What are you hoping to get out of participating in Nonfiction November?
My main goal this month is to add some exciting titles to my nonfiction reading list. Who better to turn to for suggestions than trusted book bloggers?
Visit Kim at Sophisticated Dorkiness for this week's link up.
Tuesday, November 4, 2014
The Classics Club Spin has been a huge success. Previous rounds have dealt me An American Tragedy, The Bell Jar, Middlemarch, Tess of the d'Urbervilles, The Picture of Dorian Gray, and Cheerful Weather for a Wedding. The rules are the same this time, only the dates have been changed.
Here's how it works:
- Go to your blog.
- Pick twenty books that you’ve got left to read from your Classics Club list.
- Post that list, numbered 1-20, on your blog by next Monday. (11/10)
- Monday morning, we’ll announce a number from 1-20. Go to the list of twenty books you posted, and select the book that corresponds to the number we announce.
- The challenge is to read that book by January 5.
I'm still sticking with a slightly modified version of my original list.
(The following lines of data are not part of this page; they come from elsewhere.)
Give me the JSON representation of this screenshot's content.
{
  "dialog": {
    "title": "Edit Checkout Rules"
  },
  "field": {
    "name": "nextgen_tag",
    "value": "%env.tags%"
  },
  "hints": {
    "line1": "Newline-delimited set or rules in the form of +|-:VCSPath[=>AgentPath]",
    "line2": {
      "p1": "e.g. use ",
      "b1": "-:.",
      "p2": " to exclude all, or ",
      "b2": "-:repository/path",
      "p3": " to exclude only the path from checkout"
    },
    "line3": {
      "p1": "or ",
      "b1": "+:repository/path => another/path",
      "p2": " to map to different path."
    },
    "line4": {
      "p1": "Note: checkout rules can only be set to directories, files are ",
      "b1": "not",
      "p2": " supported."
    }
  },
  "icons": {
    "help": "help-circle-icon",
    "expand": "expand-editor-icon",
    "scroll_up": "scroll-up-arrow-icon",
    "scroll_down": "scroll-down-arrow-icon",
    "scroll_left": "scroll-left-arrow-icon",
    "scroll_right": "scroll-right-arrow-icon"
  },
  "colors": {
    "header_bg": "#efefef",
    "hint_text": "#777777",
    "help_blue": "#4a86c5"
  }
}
Here's what it looks like this time:
Pick Me, Pick Me (books I want to read now)
1. My Cousin Rachel by Daphne DuMaurier
2. The Joy Luck Club by Amy Tan
3. Delta Wedding by Eudora Welty
4. Wild Strawberries by Angela Thirkell
5. The Remains of the Day by Kazuo Ishiguro
6. The Sun Also Rises by Ernest Hemingway
7. Agnes Grey by Anne Bronte
8. The Professor's House by Willa Cather
9. Sandition by Jane Austen
10. A Room of One's Own by Virginia Woolf
11. The Bunner Sisters by Edith Wharton
12. The Warden by Anthony Trollope
13. They Were Sisters by Dorothy Whipple
14. The Winter of our Discontent by John Steinbeck (reread)
15. Cranford by Elizabeth Gaskell
16. Them by Joyce Carol Oates
17. Sister Carrie by Theodore Dreiser
18. Villette by Charlotte Bronte
19. Wives and Daughters by Elizabeth Gaskell
20. What Maisie Knew by Henry James
The spin number was 13. I will be reading They Were Sisters by Dorothy Whipple by January 5.